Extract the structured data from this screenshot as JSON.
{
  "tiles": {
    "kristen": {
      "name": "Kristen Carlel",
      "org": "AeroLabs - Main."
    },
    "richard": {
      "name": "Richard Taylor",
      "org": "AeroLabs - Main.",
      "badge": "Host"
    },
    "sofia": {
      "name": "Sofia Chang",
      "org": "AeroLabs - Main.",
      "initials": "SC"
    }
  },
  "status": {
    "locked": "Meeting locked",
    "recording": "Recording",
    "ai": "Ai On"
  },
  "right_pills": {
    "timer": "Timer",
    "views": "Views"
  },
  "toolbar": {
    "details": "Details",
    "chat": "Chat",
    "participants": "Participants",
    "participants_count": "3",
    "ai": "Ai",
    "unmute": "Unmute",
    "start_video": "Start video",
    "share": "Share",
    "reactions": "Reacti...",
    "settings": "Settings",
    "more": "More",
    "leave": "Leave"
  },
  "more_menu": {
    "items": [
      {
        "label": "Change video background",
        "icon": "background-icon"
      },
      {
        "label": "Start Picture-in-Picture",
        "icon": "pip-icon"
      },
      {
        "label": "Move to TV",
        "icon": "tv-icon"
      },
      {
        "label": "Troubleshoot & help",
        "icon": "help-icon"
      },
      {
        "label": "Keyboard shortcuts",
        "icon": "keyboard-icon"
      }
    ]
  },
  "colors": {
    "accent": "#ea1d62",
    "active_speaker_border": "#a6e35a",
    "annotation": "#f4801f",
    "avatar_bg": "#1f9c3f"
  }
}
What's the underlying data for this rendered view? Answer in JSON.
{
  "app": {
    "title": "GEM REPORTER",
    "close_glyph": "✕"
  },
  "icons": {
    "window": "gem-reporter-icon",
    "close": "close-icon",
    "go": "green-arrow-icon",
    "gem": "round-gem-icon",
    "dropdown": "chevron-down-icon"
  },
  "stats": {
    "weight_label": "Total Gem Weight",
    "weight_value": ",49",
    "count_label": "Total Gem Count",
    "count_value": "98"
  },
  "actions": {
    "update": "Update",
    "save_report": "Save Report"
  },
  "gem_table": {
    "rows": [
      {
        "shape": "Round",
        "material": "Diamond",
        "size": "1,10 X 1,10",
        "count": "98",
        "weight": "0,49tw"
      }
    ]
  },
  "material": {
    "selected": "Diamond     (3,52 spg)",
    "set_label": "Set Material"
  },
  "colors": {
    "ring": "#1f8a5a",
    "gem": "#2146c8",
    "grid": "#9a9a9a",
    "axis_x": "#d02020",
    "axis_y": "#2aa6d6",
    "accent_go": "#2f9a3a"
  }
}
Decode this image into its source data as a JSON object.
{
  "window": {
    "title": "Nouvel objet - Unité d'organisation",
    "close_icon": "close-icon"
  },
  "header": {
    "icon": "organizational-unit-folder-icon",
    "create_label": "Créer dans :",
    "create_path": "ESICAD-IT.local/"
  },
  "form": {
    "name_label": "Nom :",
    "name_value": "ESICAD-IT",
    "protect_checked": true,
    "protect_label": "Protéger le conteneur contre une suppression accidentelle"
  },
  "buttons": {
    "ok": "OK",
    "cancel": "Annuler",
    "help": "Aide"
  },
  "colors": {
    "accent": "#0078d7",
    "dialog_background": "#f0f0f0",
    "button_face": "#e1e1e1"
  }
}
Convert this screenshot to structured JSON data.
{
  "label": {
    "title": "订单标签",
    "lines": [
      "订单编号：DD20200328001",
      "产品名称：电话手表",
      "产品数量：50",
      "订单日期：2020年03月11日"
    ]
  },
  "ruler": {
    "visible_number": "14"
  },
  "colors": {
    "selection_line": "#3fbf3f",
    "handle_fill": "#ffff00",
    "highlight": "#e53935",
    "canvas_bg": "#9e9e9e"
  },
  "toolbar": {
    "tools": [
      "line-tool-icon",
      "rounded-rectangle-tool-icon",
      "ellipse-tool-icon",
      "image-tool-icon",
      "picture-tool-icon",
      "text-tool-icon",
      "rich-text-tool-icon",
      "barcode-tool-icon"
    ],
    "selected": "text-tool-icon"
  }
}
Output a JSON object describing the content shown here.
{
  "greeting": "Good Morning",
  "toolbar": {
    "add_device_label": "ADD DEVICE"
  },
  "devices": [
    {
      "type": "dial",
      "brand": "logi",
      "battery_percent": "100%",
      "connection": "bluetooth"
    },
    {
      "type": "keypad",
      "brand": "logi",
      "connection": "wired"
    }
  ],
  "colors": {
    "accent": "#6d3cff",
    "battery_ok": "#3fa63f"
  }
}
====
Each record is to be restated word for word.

Extract the structured data from this screenshot as JSON.
{
  "tiles": {
    "kristen": {
      "name": "Kristen Carlel",
      "org": "AeroLabs - Main."
    },
    "richard": {
      "name": "Richard Taylor",
      "org": "AeroLabs - Main.",
      "badge": "Host"
    },
    "sofia": {
      "name": "Sofia Chang",
      "org": "AeroLabs - Main.",
      "initials": "SC"
    }
  },
  "status": {
    "locked": "Meeting locked",
    "recording": "Recording",
    "ai": "Ai On"
  },
  "right_pills": {
    "timer": "Timer",
    "views": "Views"
  },
  "toolbar": {
    "details": "Details",
    "chat": "Chat",
    "participants": "Participants",
    "participants_count": "3",
    "ai": "Ai",
    "unmute": "Unmute",
    "start_video": "Start video",
    "share": "Share",
    "reactions": "Reacti...",
    "settings": "Settings",
    "more": "More",
    "leave": "Leave"
  },
  "more_menu": {
    "items": [
      {
        "label": "Change video background",
        "icon": "background-icon"
      },
      {
        "label": "Start Picture-in-Picture",
        "icon": "pip-icon"
      },
      {
        "label": "Move to TV",
        "icon": "tv-icon"
      },
      {
        "label": "Troubleshoot & help",
        "icon": "help-icon"
      },
      {
        "label": "Keyboard shortcuts",
        "icon": "keyboard-icon"
      }
    ]
  },
  "colors": {
    "accent": "#ea1d62",
    "active_speaker_border": "#a6e35a",
    "annotation": "#f4801f",
    "avatar_bg": "#1f9c3f"
  }
}
What's the underlying data for this rendered view? Answer in JSON.
{
  "app": {
    "title": "GEM REPORTER",
    "close_glyph": "✕"
  },
  "icons": {
    "window": "gem-reporter-icon",
    "close": "close-icon",
    "go": "green-arrow-icon",
    "gem": "round-gem-icon",
    "dropdown": "chevron-down-icon"
  },
  "stats": {
    "weight_label": "Total Gem Weight",
    "weight_value": ",49",
    "count_label": "Total Gem Count",
    "count_value": "98"
  },
  "actions": {
    "update": "Update",
    "save_report": "Save Report"
  },
  "gem_table": {
    "rows": [
      {
        "shape": "Round",
        "material": "Diamond",
        "size": "1,10 X 1,10",
        "count": "98",
        "weight": "0,49tw"
      }
    ]
  },
  "material": {
    "selected": "Diamond     (3,52 spg)",
    "set_label": "Set Material"
  },
  "colors": {
    "ring": "#1f8a5a",
    "gem": "#2146c8",
    "grid": "#9a9a9a",
    "axis_x": "#d02020",
    "axis_y": "#2aa6d6",
    "accent_go": "#2f9a3a"
  }
}
Decode this image into its source data as a JSON object.
{
  "window": {
    "title": "Nouvel objet - Unité d'organisation",
    "close_icon": "close-icon"
  },
  "header": {
    "icon": "organizational-unit-folder-icon",
    "create_label": "Créer dans :",
    "create_path": "ESICAD-IT.local/"
  },
  "form": {
    "name_label": "Nom :",
    "name_value": "ESICAD-IT",
    "protect_checked": true,
    "protect_label": "Protéger le conteneur contre une suppression accidentelle"
  },
  "buttons": {
    "ok": "OK",
    "cancel": "Annuler",
    "help": "Aide"
  },
  "colors": {
    "accent": "#0078d7",
    "dialog_background": "#f0f0f0",
    "button_face": "#e1e1e1"
  }
}
Convert this screenshot to structured JSON data.
{
  "label": {
    "title": "订单标签",
    "lines": [
      "订单编号：DD20200328001",
      "产品名称：电话手表",
      "产品数量：50",
      "订单日期：2020年03月11日"
    ]
  },
  "ruler": {
    "visible_number": "14"
  },
  "colors": {
    "selection_line": "#3fbf3f",
    "handle_fill": "#ffff00",
    "highlight": "#e53935",
    "canvas_bg": "#9e9e9e"
  },
  "toolbar": {
    "tools": [
      "line-tool-icon",
      "rounded-rectangle-tool-icon",
      "ellipse-tool-icon",
      "image-tool-icon",
      "picture-tool-icon",
      "text-tool-icon",
      "rich-text-tool-icon",
      "barcode-tool-icon"
    ],
    "selected": "text-tool-icon"
  }
}
Output a JSON object describing the content shown here.
{
  "greeting": "Good Morning",
  "toolbar": {
    "add_device_label": "ADD DEVICE"
  },
  "devices": [
    {
      "type": "dial",
      "brand": "logi",
      "battery_percent": "100%",
      "connection": "bluetooth"
    },
    {
      "type": "keypad",
      "brand": "logi",
      "connection": "wired"
    }
  ],
  "colors": {
    "accent": "#6d3cff",
    "battery_ok": "#3fa63f"
  }
}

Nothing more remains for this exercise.